DATA SHOWN:
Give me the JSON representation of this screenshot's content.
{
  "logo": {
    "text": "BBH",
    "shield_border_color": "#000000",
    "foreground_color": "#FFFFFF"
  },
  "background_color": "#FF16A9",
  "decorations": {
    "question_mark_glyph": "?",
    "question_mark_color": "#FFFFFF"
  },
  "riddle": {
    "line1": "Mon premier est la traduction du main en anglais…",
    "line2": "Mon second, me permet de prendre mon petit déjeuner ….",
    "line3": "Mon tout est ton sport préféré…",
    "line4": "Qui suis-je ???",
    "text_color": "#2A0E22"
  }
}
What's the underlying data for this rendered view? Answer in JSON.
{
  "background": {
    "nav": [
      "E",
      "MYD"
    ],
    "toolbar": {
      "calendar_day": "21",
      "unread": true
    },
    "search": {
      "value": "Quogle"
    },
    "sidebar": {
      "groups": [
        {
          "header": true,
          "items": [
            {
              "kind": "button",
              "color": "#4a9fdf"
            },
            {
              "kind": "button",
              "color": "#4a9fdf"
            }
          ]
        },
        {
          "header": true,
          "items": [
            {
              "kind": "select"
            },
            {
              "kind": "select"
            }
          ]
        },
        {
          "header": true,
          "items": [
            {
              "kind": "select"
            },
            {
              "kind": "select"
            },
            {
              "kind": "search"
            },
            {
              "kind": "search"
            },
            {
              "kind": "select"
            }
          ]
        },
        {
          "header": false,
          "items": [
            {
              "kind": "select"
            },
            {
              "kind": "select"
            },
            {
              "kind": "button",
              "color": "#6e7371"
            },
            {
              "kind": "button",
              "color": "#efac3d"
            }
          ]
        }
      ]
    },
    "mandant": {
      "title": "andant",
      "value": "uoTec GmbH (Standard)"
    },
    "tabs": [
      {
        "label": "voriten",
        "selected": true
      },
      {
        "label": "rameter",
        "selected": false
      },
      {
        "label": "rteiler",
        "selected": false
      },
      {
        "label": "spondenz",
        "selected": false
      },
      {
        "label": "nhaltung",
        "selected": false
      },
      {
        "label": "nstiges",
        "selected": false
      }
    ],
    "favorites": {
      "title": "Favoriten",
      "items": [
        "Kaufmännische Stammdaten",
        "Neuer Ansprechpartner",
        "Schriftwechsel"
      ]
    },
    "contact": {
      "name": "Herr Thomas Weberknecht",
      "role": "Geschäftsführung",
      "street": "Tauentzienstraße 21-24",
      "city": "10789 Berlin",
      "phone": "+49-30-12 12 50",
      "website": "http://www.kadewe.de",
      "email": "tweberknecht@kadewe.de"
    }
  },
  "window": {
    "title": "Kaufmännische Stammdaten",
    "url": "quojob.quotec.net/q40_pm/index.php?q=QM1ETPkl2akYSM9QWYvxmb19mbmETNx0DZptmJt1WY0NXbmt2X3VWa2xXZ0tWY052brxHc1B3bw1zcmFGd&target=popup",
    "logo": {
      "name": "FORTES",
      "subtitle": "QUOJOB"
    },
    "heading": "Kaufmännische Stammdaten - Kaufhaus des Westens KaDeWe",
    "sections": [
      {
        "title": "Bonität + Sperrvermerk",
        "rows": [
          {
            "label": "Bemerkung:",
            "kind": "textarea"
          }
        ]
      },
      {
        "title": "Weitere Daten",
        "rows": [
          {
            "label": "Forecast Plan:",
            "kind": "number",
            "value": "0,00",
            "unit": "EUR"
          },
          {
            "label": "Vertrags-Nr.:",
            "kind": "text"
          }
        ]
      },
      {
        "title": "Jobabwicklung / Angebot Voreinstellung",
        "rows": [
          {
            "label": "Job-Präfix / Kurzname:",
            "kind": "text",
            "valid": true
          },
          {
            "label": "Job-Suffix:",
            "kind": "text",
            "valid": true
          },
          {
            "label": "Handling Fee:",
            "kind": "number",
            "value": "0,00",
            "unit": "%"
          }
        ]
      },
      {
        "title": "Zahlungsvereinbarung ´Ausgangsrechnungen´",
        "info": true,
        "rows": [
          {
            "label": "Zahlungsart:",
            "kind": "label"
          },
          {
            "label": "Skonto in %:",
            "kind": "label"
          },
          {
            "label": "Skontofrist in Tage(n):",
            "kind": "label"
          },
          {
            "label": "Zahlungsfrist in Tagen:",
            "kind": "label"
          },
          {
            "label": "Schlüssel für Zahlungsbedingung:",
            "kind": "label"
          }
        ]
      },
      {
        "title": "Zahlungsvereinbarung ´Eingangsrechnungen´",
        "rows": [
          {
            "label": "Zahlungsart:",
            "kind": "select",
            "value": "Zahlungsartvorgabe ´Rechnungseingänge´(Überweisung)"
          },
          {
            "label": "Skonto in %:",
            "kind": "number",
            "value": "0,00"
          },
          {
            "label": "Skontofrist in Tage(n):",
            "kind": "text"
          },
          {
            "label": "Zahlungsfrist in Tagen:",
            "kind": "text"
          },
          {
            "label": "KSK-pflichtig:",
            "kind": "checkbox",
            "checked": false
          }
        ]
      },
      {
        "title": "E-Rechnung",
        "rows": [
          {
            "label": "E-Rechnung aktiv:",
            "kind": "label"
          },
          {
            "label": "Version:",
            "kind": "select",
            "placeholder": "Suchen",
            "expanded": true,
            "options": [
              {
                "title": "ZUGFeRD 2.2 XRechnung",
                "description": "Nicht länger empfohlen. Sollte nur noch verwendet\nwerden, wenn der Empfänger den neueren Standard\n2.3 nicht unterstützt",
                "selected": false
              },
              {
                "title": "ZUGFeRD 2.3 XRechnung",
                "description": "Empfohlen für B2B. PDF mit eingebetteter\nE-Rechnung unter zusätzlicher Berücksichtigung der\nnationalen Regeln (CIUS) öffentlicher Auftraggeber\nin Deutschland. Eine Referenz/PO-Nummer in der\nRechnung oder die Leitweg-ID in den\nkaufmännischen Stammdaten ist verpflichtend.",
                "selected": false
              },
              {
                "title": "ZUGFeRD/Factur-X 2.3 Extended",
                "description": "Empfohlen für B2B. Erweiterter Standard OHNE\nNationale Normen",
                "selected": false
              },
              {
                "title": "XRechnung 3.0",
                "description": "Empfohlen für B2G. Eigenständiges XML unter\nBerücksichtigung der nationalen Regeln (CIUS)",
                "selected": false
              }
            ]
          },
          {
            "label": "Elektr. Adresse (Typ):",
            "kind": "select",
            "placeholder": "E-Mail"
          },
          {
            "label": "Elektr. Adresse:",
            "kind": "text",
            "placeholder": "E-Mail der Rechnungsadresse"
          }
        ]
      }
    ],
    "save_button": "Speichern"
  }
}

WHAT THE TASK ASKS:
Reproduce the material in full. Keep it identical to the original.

EXERCISE ANSWER:
Give me the JSON representation of this screenshot's content.
{
  "logo": {
    "text": "BBH",
    "shield_border_color": "#000000",
    "foreground_color": "#FFFFFF"
  },
  "background_color": "#FF16A9",
  "decorations": {
    "question_mark_glyph": "?",
    "question_mark_color": "#FFFFFF"
  },
  "riddle": {
    "line1": "Mon premier est la traduction du main en anglais…",
    "line2": "Mon second, me permet de prendre mon petit déjeuner ….",
    "line3": "Mon tout est ton sport préféré…",
    "line4": "Qui suis-je ???",
    "text_color": "#2A0E22"
  }
}
What's the underlying data for this rendered view? Answer in JSON.
{
  "background": {
    "nav": [
      "E",
      "MYD"
    ],
    "toolbar": {
      "calendar_day": "21",
      "unread": true
    },
    "search": {
      "value": "Quogle"
    },
    "sidebar": {
      "groups": [
        {
          "header": true,
          "items": [
            {
              "kind": "button",
              "color": "#4a9fdf"
            },
            {
              "kind": "button",
              "color": "#4a9fdf"
            }
          ]
        },
        {
          "header": true,
          "items": [
            {
              "kind": "select"
            },
            {
              "kind": "select"
            }
          ]
        },
        {
          "header": true,
          "items": [
            {
              "kind": "select"
            },
            {
              "kind": "select"
            },
            {
              "kind": "search"
            },
            {
              "kind": "search"
            },
            {
              "kind": "select"
            }
          ]
        },
        {
          "header": false,
          "items": [
            {
              "kind": "select"
            },
            {
              "kind": "select"
            },
            {
              "kind": "button",
              "color": "#6e7371"
            },
            {
              "kind": "button",
              "color": "#efac3d"
            }
          ]
        }
      ]
    },
    "mandant": {
      "title": "andant",
      "value": "uoTec GmbH (Standard)"
    },
    "tabs": [
      {
        "label": "voriten",
        "selected": true
      },
      {
        "label": "rameter",
        "selected": false
      },
      {
        "label": "rteiler",
        "selected": false
      },
      {
        "label": "spondenz",
        "selected": false
      },
      {
        "label": "nhaltung",
        "selected": false
      },
      {
        "label": "nstiges",
        "selected": false
      }
    ],
    "favorites": {
      "title": "Favoriten",
      "items": [
        "Kaufmännische Stammdaten",
        "Neuer Ansprechpartner",
        "Schriftwechsel"
      ]
    },
    "contact": {
      "name": "Herr Thomas Weberknecht",
      "role": "Geschäftsführung",
      "street": "Tauentzienstraße 21-24",
      "city": "10789 Berlin",
      "phone": "+49-30-12 12 50",
      "website": "http://www.kadewe.de",
      "email": "tweberknecht@kadewe.de"
    }
  },
  "window": {
    "title": "Kaufmännische Stammdaten",
    "url": "quojob.quotec.net/q40_pm/index.php?q=QM1ETPkl2akYSM9QWYvxmb19mbmETNx0DZptmJt1WY0NXbmt2X3VWa2xXZ0tWY052brxHc1B3bw1zcmFGd&target=popup",
    "logo": {
      "name": "FORTES",
      "subtitle": "QUOJOB"
    },
    "heading": "Kaufmännische Stammdaten - Kaufhaus des Westens KaDeWe",
    "sections": [
      {
        "title": "Bonität + Sperrvermerk",
        "rows": [
          {
            "label": "Bemerkung:",
            "kind": "textarea"
          }
        ]
      },
      {
        "title": "Weitere Daten",
        "rows": [
          {
            "label": "Forecast Plan:",
            "kind": "number",
            "value": "0,00",
            "unit": "EUR"
          },
          {
            "label": "Vertrags-Nr.:",
            "kind": "text"
          }
        ]
      },
      {
        "title": "Jobabwicklung / Angebot Voreinstellung",
        "rows": [
          {
            "label": "Job-Präfix / Kurzname:",
            "kind": "text",
            "valid": true
          },
          {
            "label": "Job-Suffix:",
            "kind": "text",
            "valid": true
          },
          {
            "label": "Handling Fee:",
            "kind": "number",
            "value": "0,00",
            "unit": "%"
          }
        ]
      },
      {
        "title": "Zahlungsvereinbarung ´Ausgangsrechnungen´",
        "info": true,
        "rows": [
          {
            "label": "Zahlungsart:",
            "kind": "label"
          },
          {
            "label": "Skonto in %:",
            "kind": "label"
          },
          {
            "label": "Skontofrist in Tage(n):",
            "kind": "label"
          },
          {
            "label": "Zahlungsfrist in Tagen:",
            "kind": "label"
          },
          {
            "label": "Schlüssel für Zahlungsbedingung:",
            "kind": "label"
          }
        ]
      },
      {
        "title": "Zahlungsvereinbarung ´Eingangsrechnungen´",
        "rows": [
          {
            "label": "Zahlungsart:",
            "kind": "select",
            "value": "Zahlungsartvorgabe ´Rechnungseingänge´(Überweisung)"
          },
          {
            "label": "Skonto in %:",
            "kind": "number",
            "value": "0,00"
          },
          {
            "label": "Skontofrist in Tage(n):",
            "kind": "text"
          },
          {
            "label": "Zahlungsfrist in Tagen:",
            "kind": "text"
          },
          {
            "label": "KSK-pflichtig:",
            "kind": "checkbox",
            "checked": false
          }
        ]
      },
      {
        "title": "E-Rechnung",
        "rows": [
          {
            "label": "E-Rechnung aktiv:",
            "kind": "label"
          },
          {
            "label": "Version:",
            "kind": "select",
            "placeholder": "Suchen",
            "expanded": true,
            "options": [
              {
                "title": "ZUGFeRD 2.2 XRechnung",
                "description": "Nicht länger empfohlen. Sollte nur noch verwendet\nwerden, wenn der Empfänger den neueren Standard\n2.3 nicht unterstützt",
                "selected": false
              },
              {
                "title": "ZUGFeRD 2.3 XRechnung",
                "description": "Empfohlen für B2B. PDF mit eingebetteter\nE-Rechnung unter zusätzlicher Berücksichtigung der\nnationalen Regeln (CIUS) öffentlicher Auftraggeber\nin Deutschland. Eine Referenz/PO-Nummer in der\nRechnung oder die Leitweg-ID in den\nkaufmännischen Stammdaten ist verpflichtend.",
                "selected": false
              },
              {
                "title": "ZUGFeRD/Factur-X 2.3 Extended",
                "description": "Empfohlen für B2B. Erweiterter Standard OHNE\nNationale Normen",
                "selected": false
              },
              {
                "title": "XRechnung 3.0",
                "description": "Empfohlen für B2G. Eigenständiges XML unter\nBerücksichtigung der nationalen Regeln (CIUS)",
                "selected": false
              }
            ]
          },
          {
            "label": "Elektr. Adresse (Typ):",
            "kind": "select",
            "placeholder": "E-Mail"
          },
          {
            "label": "Elektr. Adresse:",
            "kind": "text",
            "placeholder": "E-Mail der Rechnungsadresse"
          }
        ]
      }
    ],
    "save_button": "Speichern"
  }
}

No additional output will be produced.